The packing list goes into more detail of the “healthy supply” rule when discussing underwear. It suggests volunteers bring extra pairs of underwear sealed in a Zip-loc bag, and then after a year, once the volunteer’s underwear has effectively disintegrated in Samoa’s hellishly humid climate, s/he can open the Zip-loc bag and bask in the firm embrace of preserved elastic.
I followed this advice. I sealed a bunch of underwear in a large freezer-sized Zip-loc bag. I have an extra pair of glasses (thick-rimmed, of course) encased in plastic, and I have an assortment of other random supplies (e.g. dish sponges) still in shrink wrap.
But now that I’ve arrived at mid-service, now that I’m looking at less than a year left in Samoa, part of me is hesitant to open any of these things. My reasons are twofold: I think I enjoy looking forward to opening the new things more than I will enjoy actually opening them, and I’m hesitant to start working without a backup. Let’s look at these one by one.
The current glasses I wear are a little decrepit. The effect of 17 months of Samoan humidity, occasionally wearing them while I climb a waterfall or lounge in the water on the beach, has been substantial. The anti-reflective coding has been slowly flaking off so if the light hits them just right, you can see splotches of light where the holes are. I have a brand new pair that would allow pristine, untainted sight—for a while. Soon enough, they’d start to wilt and crack, and then I’d have 4 or 5 months left with 2 pairs of crappy glasses.
I can’t wait to open those new glasses, but the charm of opening them would wear off and then I’d have no new glasses to look forward to. It’s similar to the slight tinge of sadness I feel every year on Christmas. You spend so much time waiting for it, and then it’s never quite what you expect once you get there. I can have Christmas whenever I decide to open those new glasses, but isn’t it fun to wait?
And then there’s the second issue. When Phil and Koa visited for a teacher meeting back in mid-February, they were appalled by my kitchen sponge. It was frail, and if you watched certain dishes, little sponge-bits would flake off and swim around the sink before going down the drain. It was flimsy and tired. Now, as I said, I had a fresh sponge wrapped in shrink wrap in my house, waiting to be called up to the majors. But I liked having him there. Now that I’ve opened the sponge, I’m working without a net. This a Scotch-Brite No Scratch Multi Purpose sponge. And when it goes, what will I have left?
Please note this isn’t an indirect way of begging you to send me sponges. I can buy a cheap sponge here that will do the job fine. And even if you sent one, I’d probably just keep it in the packaging until it’s time to move out and then I’ll feel bad. I won’t ever be sponge-less, but I like knowing there’s a back-up.
I guess the situation is comparable to the same calculus one usually does when preparing to go on vacation or a long trip.
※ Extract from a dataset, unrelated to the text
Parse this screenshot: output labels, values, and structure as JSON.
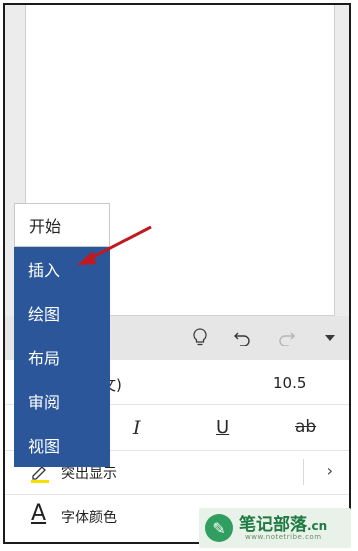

Should you buy a gallon of milk if you’re leaving in 5 days? Should you buy a half gallon? Maybe you can forego cereal and just have pop tarts for breakfast, and then you won’t have to buy any milk at all.
It’s like that. Except my big trip is 9 months away.
I hope you’re well. Happy Birthday, Erin! Pictures will be uploaded late tonight or sometime tomorrow morning.
My glasses. It's a little difficult to see the anti-reflective blotches. They look like little circles on the lenses.
More pictures from yesterday's rugby exhibition game.
The scrum (?).
11.1 student (and Fausaga native) Esau was a sideline judge. Linesman? Flagperson?